- **Work required**
Find and copy each line of the listing below that has the word "search" in it.

- **Data for processing**
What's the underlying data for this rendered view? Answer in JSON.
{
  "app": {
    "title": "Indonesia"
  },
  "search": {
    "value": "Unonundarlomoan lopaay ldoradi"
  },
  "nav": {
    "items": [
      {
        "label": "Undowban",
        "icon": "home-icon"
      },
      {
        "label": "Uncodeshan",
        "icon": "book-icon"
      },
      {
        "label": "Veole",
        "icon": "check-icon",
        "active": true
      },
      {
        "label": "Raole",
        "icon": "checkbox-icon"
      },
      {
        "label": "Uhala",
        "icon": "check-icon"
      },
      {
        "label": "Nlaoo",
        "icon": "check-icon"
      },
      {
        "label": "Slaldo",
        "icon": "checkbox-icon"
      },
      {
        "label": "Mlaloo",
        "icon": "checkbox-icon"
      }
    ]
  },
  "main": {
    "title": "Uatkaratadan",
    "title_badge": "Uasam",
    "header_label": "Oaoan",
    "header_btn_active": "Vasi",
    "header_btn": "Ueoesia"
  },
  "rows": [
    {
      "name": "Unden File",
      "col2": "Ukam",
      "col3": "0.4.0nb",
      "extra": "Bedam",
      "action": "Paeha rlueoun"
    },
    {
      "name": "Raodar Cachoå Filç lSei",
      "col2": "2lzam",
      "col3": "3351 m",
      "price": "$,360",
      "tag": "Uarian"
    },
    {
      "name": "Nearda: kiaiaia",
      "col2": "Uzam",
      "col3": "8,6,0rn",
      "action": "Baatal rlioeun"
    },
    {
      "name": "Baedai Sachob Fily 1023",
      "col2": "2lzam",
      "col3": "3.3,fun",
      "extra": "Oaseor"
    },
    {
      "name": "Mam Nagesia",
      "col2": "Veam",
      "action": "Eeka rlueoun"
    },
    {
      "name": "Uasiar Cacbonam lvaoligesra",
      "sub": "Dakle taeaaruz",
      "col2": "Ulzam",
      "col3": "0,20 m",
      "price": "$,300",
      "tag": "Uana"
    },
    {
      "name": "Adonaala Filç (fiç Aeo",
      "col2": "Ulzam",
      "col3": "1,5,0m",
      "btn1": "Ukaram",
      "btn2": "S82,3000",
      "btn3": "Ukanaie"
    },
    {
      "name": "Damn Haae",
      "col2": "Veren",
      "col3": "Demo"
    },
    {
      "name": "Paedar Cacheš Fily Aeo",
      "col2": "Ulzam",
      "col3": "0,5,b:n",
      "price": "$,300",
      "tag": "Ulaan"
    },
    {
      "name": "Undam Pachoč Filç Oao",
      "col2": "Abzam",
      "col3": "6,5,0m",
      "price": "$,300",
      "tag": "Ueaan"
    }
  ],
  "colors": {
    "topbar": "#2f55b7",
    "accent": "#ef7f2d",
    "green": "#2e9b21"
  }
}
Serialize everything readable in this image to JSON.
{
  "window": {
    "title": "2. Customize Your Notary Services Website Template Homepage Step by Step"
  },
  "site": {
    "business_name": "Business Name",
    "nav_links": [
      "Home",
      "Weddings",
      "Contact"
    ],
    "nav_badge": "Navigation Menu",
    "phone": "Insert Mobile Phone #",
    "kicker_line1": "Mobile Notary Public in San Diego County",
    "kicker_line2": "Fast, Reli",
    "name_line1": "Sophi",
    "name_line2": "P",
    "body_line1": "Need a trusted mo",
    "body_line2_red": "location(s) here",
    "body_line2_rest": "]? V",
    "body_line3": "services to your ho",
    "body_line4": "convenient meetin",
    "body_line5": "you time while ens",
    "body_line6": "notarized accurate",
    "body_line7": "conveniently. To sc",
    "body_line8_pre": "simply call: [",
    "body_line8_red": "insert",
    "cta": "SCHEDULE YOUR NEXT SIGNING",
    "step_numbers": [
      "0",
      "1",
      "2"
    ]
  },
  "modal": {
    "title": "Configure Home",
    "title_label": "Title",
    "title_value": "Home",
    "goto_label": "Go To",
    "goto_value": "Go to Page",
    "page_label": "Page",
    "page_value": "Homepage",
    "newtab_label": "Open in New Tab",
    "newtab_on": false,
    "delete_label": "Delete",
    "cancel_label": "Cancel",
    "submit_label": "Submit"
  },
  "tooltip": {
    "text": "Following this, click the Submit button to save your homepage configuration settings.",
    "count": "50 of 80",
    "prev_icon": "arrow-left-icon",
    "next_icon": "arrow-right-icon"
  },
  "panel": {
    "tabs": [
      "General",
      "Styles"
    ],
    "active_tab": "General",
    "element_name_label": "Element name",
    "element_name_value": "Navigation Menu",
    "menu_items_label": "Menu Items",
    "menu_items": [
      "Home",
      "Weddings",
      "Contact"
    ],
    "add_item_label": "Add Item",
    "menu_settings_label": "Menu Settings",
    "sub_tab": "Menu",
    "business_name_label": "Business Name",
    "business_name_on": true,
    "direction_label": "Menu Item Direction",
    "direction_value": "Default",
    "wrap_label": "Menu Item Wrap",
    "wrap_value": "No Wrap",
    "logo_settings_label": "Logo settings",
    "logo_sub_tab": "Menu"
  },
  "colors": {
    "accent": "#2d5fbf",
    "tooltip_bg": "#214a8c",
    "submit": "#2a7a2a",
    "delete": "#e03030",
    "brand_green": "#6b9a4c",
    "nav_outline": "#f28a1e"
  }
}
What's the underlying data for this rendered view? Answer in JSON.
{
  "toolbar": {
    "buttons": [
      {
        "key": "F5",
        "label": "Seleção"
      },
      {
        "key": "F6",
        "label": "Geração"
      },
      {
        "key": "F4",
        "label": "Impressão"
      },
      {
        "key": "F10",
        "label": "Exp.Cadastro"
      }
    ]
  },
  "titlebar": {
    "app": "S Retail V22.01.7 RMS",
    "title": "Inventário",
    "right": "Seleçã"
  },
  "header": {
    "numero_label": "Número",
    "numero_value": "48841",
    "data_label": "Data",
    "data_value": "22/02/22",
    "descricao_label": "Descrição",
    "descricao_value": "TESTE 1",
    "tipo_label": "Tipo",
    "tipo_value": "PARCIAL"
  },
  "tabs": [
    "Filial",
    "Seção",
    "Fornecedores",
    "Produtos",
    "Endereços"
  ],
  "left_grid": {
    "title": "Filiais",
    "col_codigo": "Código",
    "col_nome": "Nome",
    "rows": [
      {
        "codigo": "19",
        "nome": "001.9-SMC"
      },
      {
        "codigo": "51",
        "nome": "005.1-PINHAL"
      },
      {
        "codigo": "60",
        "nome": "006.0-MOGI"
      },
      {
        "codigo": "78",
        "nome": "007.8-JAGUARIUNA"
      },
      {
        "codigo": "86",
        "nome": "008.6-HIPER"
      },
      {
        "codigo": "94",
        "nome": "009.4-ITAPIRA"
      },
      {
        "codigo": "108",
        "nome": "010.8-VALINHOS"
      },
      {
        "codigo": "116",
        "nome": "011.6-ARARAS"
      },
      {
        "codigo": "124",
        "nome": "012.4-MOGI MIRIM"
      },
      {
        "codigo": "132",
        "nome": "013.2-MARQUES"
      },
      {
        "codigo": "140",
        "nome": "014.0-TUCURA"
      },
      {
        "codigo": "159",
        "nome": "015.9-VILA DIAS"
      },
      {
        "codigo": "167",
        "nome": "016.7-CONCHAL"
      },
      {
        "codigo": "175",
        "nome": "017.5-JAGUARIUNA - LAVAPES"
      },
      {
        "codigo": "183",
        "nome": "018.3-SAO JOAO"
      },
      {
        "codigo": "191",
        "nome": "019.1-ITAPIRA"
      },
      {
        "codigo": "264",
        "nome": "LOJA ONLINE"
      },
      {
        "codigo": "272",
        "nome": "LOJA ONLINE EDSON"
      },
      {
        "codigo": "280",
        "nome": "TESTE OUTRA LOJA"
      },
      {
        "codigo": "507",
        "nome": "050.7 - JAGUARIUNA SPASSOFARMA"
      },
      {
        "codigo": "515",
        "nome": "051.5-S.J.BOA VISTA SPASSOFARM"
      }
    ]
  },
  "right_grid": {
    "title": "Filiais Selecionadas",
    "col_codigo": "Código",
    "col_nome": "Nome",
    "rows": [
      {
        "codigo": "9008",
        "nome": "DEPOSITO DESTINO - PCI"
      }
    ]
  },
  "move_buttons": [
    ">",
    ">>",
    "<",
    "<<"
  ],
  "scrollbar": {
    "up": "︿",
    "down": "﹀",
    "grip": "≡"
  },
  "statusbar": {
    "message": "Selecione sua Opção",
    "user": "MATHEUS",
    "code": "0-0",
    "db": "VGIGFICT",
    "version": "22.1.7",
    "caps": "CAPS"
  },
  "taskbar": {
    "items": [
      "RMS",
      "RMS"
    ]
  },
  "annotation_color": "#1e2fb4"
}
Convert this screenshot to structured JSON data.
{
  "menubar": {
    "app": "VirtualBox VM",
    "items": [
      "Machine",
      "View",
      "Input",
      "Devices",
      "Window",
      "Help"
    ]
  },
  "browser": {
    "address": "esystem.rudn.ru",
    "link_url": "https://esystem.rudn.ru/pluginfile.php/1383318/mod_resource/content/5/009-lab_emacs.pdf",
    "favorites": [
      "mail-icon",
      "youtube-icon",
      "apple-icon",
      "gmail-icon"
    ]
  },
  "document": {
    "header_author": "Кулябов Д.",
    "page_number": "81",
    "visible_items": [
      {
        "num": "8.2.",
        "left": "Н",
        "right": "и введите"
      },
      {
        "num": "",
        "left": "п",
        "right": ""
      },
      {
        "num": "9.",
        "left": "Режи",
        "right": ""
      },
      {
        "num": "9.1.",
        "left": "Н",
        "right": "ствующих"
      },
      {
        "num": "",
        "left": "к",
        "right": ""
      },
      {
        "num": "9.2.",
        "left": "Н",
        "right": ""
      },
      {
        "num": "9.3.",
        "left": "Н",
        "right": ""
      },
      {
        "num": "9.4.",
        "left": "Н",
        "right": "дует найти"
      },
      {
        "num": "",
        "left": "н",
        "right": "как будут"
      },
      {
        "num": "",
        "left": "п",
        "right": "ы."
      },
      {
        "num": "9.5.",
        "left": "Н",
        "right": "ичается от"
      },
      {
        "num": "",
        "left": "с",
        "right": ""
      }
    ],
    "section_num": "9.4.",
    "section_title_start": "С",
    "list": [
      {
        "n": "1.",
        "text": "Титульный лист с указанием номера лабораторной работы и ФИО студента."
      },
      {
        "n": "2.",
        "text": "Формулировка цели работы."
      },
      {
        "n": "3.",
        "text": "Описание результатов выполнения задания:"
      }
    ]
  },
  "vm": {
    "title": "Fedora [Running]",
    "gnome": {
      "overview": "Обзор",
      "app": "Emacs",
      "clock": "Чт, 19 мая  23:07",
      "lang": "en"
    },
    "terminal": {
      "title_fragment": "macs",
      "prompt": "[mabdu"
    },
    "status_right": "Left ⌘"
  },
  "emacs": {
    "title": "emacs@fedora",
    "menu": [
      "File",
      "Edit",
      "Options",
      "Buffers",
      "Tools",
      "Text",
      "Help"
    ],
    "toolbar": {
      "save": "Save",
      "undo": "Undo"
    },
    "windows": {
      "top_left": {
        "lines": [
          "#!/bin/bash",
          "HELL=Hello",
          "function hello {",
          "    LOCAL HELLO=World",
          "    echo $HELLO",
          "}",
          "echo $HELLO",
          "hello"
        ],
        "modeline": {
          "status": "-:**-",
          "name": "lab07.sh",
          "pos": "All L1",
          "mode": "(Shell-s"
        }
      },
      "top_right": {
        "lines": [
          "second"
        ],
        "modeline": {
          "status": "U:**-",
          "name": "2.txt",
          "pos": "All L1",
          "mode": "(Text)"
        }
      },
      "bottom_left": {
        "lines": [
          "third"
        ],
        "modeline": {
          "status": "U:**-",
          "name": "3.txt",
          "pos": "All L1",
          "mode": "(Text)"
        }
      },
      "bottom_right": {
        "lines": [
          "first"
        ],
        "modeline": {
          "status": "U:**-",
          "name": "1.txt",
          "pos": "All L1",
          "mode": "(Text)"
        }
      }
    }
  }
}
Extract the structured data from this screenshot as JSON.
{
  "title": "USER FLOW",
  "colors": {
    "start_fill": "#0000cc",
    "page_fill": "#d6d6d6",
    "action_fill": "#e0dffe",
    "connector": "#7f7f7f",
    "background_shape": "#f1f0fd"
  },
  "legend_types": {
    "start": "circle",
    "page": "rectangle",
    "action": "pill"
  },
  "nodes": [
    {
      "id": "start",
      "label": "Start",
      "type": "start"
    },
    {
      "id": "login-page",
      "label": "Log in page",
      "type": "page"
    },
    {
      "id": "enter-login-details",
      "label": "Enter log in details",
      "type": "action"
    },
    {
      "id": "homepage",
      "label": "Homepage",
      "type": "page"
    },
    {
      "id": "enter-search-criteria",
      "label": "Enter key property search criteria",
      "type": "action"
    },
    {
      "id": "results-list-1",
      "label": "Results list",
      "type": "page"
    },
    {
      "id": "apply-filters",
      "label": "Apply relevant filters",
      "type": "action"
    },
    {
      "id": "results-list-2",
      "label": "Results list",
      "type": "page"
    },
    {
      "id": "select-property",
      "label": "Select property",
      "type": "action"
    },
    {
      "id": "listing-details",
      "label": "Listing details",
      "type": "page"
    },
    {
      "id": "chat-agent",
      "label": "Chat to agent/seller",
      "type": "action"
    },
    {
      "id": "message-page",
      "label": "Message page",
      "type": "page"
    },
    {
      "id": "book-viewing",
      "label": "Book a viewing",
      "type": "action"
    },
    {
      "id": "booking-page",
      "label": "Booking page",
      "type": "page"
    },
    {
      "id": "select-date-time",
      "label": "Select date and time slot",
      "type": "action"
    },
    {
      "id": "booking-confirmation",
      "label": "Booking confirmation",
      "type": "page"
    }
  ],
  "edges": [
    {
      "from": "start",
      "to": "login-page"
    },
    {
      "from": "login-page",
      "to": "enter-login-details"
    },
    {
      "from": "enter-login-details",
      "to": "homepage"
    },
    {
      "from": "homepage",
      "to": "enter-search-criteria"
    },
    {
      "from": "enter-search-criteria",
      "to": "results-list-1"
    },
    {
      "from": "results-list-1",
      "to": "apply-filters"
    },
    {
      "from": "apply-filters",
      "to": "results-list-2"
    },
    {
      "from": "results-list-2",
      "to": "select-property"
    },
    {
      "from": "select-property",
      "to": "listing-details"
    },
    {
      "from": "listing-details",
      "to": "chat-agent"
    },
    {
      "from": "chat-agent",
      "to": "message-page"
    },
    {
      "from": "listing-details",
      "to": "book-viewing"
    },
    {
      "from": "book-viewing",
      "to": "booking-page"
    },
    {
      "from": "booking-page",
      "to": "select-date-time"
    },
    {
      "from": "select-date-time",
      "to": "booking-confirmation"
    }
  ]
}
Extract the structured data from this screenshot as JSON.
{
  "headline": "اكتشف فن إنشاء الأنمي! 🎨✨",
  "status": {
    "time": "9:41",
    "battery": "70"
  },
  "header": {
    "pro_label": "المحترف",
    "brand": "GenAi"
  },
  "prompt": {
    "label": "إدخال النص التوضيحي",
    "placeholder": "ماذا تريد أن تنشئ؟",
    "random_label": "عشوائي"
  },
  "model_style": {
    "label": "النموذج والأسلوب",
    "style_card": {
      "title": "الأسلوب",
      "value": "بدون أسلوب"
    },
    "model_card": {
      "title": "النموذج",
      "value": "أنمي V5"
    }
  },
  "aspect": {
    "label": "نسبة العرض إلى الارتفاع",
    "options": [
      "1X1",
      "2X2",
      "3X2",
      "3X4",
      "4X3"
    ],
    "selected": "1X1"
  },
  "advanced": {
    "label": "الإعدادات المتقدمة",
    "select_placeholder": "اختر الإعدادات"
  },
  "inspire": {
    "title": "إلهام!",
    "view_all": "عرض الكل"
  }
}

- **Answer for this exercise**
  "search": {
      "id": "enter-search-criteria",
      "label": "Enter key property search criteria",
      "to": "enter-search-criteria"
      "from": "enter-search-criteria",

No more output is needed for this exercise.